Action Item: Employers should review their health plans to assess the scope of coverage of the definition of “spouse”—i.e., whether civil union spouses would be included. Employers who are required to, or voluntarily opt to, extend coverage under their health plans to civil union spouses should review and accordingly amend their plan documents, enrollment forms and other participant communications. Any amendments of insured plans should be done with the approval of the insurer. If an amendment is not approved by the insurer, the insurer may deny the individual’s claims as not in accordance with the plan’s terms. Depending on the communications to participants about extension of coverage, the employer may then be liable for any medical expenses incurred.

Health Benefit Continuation Coverage Under State and Federal Law

Since federal law does not recognize civil unions, civil union partners would not be entitled to continuation coverage under the Consolidated Omnibus Budget Reconciliation Act of 1985 (“COBRA”). However, the Illinois Continuation Law (or mini-COBRA), which protects individuals who lose their group health insurance coverage with an employer group of any size may apply to civil union partners.

Action Item: To simplify the continuation coverage process, employers with health plans that cover civil union partners should contact their insurers to seek approval of, and incorporate for the benefit of civil union partners, the continuation coverage process applicable to other plan participants.

Taxation of Health Benefits

Since federal law does not recognize civil unions, health benefits provided to civil union partners should be appropriately taxed.
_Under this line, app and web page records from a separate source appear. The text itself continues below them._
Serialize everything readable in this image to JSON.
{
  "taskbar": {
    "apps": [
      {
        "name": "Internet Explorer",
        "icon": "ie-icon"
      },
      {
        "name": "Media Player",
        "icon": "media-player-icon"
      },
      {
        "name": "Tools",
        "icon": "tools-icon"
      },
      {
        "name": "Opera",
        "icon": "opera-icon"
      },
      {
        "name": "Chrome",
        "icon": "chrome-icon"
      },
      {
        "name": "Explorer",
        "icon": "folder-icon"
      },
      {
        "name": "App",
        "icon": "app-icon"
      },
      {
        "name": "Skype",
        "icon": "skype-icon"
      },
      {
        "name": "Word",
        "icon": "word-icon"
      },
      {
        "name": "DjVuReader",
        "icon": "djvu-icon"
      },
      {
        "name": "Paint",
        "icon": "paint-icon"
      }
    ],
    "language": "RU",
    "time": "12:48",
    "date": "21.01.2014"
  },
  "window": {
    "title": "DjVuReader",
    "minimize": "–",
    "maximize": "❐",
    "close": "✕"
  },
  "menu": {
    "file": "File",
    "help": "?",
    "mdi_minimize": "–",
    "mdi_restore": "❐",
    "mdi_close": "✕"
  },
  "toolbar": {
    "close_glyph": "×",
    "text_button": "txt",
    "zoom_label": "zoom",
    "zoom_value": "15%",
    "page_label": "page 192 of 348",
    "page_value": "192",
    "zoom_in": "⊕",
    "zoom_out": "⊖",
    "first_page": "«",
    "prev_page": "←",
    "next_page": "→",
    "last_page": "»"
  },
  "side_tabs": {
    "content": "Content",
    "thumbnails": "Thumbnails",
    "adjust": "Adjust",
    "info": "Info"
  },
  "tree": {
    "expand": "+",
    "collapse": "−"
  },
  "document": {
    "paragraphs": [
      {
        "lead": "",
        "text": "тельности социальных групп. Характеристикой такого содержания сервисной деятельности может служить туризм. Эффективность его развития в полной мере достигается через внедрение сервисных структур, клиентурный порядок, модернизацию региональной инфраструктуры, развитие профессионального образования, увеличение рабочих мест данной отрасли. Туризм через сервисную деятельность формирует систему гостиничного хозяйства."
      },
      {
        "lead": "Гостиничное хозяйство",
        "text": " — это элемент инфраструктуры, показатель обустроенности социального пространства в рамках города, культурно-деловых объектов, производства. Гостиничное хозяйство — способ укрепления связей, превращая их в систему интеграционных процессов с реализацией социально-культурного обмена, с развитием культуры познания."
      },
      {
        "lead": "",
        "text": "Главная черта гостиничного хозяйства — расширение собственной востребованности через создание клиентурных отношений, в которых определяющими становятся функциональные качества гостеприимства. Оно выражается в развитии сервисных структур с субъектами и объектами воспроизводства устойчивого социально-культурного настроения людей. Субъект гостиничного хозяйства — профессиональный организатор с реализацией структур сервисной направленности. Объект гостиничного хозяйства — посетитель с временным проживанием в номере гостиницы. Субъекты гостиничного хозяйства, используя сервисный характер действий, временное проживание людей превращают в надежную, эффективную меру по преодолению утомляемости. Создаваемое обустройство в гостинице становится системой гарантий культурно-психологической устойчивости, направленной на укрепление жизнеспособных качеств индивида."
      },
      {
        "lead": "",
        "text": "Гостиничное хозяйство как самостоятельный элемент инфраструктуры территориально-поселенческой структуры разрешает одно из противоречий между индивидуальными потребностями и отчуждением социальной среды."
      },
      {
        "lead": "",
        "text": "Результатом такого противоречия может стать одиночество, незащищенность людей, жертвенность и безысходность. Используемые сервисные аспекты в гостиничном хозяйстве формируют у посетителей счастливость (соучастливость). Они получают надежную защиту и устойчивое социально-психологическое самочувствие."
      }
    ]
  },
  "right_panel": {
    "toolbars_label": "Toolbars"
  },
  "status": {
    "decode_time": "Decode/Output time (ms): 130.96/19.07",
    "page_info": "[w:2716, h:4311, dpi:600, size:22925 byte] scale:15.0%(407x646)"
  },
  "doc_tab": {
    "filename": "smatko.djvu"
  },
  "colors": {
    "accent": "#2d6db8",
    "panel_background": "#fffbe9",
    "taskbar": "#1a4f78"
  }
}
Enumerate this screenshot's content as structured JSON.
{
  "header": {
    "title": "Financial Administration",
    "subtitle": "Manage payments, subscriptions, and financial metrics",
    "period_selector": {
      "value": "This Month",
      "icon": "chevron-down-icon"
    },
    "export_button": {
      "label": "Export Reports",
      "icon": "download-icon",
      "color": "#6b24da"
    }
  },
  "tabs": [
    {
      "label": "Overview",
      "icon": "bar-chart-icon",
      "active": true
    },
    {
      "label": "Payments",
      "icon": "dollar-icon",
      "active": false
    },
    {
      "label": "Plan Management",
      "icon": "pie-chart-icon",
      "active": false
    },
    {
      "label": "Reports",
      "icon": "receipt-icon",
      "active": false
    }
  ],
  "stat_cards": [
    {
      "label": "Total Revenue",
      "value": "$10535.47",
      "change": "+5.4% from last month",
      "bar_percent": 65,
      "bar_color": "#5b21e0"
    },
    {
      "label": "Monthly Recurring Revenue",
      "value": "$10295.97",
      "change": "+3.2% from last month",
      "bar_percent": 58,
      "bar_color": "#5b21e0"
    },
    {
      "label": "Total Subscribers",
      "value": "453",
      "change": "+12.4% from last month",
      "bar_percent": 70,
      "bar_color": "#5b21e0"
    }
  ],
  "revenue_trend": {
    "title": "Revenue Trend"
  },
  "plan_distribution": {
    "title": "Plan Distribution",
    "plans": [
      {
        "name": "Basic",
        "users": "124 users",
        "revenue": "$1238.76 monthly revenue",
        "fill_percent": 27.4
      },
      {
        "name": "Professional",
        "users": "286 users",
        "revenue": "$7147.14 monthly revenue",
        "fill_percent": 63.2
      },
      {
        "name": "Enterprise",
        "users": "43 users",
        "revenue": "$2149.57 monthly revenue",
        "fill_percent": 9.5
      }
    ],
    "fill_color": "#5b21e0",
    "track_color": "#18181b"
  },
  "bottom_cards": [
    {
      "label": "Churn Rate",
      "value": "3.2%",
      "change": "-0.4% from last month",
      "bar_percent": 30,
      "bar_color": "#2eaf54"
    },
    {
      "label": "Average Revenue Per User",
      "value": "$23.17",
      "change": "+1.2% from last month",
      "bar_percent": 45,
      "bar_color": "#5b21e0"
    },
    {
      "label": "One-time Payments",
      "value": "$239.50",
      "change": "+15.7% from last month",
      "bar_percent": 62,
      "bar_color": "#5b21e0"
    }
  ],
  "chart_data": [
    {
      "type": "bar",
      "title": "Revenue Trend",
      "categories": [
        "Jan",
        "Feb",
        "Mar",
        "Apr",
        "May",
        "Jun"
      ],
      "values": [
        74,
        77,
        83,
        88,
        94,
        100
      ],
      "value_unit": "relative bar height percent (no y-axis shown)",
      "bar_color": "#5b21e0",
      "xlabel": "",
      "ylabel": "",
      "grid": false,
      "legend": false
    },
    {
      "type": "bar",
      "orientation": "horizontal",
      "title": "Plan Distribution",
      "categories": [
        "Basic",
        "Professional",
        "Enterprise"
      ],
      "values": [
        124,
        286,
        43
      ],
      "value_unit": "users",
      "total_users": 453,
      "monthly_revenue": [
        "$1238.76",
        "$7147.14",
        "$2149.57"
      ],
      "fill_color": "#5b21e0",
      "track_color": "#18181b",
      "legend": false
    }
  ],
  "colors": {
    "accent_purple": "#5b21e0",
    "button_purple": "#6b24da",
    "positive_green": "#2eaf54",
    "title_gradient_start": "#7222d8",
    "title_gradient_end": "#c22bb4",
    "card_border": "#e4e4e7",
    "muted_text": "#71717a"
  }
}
For federal income tax purposes, employers should impute income to the employee equal to the fair market value of the coverage provided to the civil union partner (unless the partner qualifies as a dependent under Internal Revenue Code Section 152). Additionally, non-dependent civil union partners cannot benefit from Internal Revenue Code Section 125 cafeteria plan pre-tax contributions, and the participant may not receive reimbursements for the non-dependent civil union partner’s expenses from flexible spending accounts, health reimbursement accounts or health savings accounts.

On the other hand, for Illinois income tax purposes, the value of employer-provided health benefits would not be taxable to plan participants with non-dependent civil union partners who have health benefit coverage, and premiums may be paid on a pre-tax basis by such plan participants.

Action Item: Employers should adjust their payroll systems for proper tax withholding and reporting.

Pension Benefits

Employers that provide pension benefits subject to ERISA will not be required to extend spousal benefits to civil union partners under the Civil Union Act, since such pension benefits are solely governed by federal law without any state law nexus. Be that as it may, employers may wish to amend their ERISA pension plans particularly in instances where such amendments would not impose significant costs on the employer or the plan, if any, such as:

  • identification of the civil union partner as a default beneficiary if the participant has failed to designate a beneficiary or the beneficiary has predeceased the participant,
  • where permitted by the individual account plan, the ability to obtain a hardship withdrawal for certain permitted expenses related to a civil union partner,
  • in the case of a defined benefit plan, the ability to elect an annuity that would be payable over the joint lives of the participant and the civil union partner,
  • in the case of a defined benefit plan, allowing the civil union partner to receive a death benefit if the participant dies before retirement.

General Action Items for Employers

  • Review current employee benefit plans to evaluate current obligations with respect to the provision of benefits to civil union partners
  • Communicate with and coordinate any changes to the employee benefit plans, including continuation of coverage matters under COBRA or mini-COBRA, with applicable insurers
  • Amend the plan documents, enrollment forms, employee communications such as Summary Plan Descriptions among others, for mandatory and optional changes under the Civil Union Act
  • Adjust payroll systems for proper tax withholding and reporting